- **Activity**
Please return every line below that contains the string "DAILY".

───

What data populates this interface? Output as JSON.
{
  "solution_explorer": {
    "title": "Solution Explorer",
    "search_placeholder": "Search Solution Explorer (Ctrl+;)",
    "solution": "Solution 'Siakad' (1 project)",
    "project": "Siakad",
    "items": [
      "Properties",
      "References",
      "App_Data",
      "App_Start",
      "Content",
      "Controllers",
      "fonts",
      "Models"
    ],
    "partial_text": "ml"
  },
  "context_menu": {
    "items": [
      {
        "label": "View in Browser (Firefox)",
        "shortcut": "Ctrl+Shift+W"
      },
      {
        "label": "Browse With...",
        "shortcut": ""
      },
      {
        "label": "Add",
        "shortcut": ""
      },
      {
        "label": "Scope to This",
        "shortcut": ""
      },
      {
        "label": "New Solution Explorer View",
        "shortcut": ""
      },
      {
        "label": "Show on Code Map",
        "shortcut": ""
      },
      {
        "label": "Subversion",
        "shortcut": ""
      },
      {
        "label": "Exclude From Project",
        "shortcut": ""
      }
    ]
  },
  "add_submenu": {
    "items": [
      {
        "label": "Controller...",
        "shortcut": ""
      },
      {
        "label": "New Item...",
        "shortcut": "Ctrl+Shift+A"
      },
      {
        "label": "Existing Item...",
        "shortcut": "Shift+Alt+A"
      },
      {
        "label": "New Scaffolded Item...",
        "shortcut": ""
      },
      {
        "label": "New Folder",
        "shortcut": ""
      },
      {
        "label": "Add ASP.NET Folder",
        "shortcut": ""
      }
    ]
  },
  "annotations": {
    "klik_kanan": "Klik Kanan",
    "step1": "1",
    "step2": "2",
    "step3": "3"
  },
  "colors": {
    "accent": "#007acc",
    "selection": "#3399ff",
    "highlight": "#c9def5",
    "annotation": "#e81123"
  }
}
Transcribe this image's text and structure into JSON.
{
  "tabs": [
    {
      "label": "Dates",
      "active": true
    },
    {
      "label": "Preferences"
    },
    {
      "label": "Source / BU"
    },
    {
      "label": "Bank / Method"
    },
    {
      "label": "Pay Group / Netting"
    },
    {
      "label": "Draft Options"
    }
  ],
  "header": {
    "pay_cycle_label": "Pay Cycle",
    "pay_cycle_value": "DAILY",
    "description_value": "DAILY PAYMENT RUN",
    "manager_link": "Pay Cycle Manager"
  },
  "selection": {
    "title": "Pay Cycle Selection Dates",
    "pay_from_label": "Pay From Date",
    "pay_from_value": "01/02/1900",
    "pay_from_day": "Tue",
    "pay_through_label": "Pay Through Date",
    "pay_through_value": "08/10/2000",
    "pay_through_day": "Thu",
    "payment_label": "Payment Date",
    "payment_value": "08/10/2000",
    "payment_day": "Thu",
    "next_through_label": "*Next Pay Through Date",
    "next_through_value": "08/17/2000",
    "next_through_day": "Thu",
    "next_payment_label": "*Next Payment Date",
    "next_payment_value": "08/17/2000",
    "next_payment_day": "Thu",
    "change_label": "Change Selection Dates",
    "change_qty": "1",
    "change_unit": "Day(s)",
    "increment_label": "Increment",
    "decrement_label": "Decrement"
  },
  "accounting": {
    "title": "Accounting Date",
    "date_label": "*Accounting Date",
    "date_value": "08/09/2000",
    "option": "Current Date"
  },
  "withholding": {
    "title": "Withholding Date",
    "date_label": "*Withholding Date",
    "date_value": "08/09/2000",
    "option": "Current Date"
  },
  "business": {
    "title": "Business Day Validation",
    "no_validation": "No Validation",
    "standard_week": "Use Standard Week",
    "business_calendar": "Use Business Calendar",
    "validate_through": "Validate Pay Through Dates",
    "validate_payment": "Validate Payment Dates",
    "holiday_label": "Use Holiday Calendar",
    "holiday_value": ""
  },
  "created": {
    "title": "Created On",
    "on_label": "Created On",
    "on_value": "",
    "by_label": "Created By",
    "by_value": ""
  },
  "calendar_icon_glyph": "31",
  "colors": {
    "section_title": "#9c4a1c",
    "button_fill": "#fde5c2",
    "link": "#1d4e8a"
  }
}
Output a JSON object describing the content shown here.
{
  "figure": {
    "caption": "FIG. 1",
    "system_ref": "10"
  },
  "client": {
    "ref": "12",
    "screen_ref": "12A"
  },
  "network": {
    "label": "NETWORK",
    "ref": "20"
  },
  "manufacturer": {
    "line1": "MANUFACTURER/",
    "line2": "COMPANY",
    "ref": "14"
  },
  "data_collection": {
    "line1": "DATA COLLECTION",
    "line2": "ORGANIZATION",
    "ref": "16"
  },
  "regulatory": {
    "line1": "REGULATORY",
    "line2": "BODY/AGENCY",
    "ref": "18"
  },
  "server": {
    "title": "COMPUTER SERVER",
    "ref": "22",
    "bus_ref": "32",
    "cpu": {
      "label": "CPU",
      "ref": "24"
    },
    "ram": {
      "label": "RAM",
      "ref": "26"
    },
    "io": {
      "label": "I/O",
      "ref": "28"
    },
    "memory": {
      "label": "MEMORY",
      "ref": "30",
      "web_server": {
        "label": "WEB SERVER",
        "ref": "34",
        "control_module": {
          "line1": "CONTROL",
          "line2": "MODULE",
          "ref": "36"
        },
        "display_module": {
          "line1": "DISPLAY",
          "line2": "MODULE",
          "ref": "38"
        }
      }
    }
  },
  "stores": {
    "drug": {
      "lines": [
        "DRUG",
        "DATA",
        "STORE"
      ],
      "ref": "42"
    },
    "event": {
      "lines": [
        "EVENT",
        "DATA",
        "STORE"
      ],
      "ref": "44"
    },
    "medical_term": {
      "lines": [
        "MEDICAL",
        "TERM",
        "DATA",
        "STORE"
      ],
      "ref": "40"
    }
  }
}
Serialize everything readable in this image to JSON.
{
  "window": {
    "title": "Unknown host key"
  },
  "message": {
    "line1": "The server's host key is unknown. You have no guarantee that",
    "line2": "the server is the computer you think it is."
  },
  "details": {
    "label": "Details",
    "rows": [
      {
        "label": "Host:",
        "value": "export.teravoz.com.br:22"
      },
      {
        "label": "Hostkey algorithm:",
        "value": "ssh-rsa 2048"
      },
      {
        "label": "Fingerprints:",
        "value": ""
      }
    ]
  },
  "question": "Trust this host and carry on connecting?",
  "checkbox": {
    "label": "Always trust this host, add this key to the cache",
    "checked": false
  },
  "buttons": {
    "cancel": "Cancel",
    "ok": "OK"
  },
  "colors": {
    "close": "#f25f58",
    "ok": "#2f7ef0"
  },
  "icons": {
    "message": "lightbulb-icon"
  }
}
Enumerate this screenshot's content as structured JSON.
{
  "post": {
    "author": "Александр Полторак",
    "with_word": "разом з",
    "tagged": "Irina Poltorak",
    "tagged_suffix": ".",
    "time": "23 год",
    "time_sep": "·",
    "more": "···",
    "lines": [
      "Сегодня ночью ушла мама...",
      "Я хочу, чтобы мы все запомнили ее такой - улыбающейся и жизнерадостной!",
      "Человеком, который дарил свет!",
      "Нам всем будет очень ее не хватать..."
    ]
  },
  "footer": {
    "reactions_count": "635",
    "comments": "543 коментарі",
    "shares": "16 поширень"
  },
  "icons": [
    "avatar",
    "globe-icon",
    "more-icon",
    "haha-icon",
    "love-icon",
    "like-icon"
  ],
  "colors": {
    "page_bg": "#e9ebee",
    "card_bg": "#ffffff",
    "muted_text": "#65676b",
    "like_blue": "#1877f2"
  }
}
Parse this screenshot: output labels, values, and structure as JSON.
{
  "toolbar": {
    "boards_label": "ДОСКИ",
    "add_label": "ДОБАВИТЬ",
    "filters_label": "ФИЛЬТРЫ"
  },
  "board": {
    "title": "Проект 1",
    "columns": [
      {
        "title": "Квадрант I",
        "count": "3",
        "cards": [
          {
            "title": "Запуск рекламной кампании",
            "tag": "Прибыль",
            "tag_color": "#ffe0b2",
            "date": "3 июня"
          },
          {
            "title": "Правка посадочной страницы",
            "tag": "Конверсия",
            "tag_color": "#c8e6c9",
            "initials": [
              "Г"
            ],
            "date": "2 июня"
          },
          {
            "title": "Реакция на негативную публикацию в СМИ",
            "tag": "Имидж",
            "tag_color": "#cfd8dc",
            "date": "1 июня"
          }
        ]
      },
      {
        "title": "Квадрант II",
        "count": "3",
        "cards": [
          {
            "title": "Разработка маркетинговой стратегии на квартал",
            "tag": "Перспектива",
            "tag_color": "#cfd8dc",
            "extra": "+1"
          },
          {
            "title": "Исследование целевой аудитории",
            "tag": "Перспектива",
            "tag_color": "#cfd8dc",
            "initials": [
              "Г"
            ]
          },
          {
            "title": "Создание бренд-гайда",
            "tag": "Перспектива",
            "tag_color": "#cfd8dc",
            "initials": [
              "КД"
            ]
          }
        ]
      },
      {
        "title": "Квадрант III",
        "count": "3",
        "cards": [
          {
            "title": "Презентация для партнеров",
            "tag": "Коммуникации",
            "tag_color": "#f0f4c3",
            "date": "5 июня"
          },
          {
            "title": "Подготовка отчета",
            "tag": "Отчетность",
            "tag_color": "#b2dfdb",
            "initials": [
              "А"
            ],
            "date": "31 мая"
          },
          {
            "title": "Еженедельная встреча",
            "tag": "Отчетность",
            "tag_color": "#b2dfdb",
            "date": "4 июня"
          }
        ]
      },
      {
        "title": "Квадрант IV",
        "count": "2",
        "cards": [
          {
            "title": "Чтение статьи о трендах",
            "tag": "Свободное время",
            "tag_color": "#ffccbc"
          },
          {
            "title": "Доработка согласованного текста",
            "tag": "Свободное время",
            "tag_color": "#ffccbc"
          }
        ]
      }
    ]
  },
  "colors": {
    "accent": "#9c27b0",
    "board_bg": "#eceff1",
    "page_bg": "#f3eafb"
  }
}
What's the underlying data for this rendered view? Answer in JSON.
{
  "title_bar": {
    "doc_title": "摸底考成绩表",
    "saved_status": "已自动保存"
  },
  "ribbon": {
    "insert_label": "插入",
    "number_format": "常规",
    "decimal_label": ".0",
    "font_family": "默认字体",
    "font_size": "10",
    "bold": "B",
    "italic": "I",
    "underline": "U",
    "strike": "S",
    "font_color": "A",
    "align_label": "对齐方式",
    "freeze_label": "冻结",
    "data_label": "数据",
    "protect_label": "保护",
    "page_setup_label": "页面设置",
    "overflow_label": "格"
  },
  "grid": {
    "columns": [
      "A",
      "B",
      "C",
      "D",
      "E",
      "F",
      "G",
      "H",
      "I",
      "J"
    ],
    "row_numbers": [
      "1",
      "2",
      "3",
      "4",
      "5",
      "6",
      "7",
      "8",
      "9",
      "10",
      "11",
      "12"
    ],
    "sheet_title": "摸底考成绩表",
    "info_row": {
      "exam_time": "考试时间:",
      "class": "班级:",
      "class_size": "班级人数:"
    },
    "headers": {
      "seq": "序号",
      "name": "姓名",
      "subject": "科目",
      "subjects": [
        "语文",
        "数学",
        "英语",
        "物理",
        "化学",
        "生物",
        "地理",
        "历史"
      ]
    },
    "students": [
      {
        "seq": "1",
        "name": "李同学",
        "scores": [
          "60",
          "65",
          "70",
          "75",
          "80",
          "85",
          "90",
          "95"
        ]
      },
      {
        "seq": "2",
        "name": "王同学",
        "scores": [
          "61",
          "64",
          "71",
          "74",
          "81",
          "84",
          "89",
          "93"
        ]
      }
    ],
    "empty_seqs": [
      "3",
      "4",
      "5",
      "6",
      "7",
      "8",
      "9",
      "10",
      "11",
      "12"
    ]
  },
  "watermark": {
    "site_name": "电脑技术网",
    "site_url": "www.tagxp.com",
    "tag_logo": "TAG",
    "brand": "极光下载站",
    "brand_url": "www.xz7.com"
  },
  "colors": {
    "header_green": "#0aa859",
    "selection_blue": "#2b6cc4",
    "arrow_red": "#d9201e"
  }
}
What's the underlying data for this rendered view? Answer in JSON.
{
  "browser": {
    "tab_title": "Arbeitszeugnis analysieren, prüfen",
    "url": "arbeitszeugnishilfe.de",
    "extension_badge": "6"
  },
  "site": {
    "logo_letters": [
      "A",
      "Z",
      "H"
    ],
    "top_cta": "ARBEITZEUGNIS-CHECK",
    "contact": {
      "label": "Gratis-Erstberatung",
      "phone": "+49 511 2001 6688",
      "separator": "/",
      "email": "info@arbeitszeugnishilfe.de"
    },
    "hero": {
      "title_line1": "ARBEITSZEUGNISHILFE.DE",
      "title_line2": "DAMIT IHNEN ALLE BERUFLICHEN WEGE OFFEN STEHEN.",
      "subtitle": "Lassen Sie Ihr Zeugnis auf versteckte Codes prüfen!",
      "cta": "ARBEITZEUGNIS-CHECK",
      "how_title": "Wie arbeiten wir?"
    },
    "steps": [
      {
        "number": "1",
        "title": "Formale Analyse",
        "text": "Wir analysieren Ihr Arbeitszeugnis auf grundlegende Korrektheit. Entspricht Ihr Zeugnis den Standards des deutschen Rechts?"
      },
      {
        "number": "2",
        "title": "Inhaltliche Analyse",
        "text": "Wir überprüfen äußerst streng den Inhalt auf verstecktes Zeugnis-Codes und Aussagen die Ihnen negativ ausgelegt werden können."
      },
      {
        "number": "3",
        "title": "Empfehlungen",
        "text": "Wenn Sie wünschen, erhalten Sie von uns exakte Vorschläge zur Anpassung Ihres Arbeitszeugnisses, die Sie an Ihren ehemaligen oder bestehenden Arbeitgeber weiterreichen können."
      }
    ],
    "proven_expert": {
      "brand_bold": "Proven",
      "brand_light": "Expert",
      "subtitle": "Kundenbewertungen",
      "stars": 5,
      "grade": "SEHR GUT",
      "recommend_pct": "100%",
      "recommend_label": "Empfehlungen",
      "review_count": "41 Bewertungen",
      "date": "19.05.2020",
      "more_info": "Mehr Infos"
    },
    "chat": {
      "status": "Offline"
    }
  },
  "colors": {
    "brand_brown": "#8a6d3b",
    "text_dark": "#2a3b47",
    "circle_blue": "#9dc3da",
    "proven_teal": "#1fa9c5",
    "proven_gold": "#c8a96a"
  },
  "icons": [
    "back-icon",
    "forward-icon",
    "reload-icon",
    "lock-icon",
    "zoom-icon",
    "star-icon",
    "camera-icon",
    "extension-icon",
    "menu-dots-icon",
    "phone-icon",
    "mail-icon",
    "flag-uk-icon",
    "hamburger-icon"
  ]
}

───

- **Answer space**
    "pay_cycle_value": "DAILY",
    "description_value": "DAILY PAYMENT RUN",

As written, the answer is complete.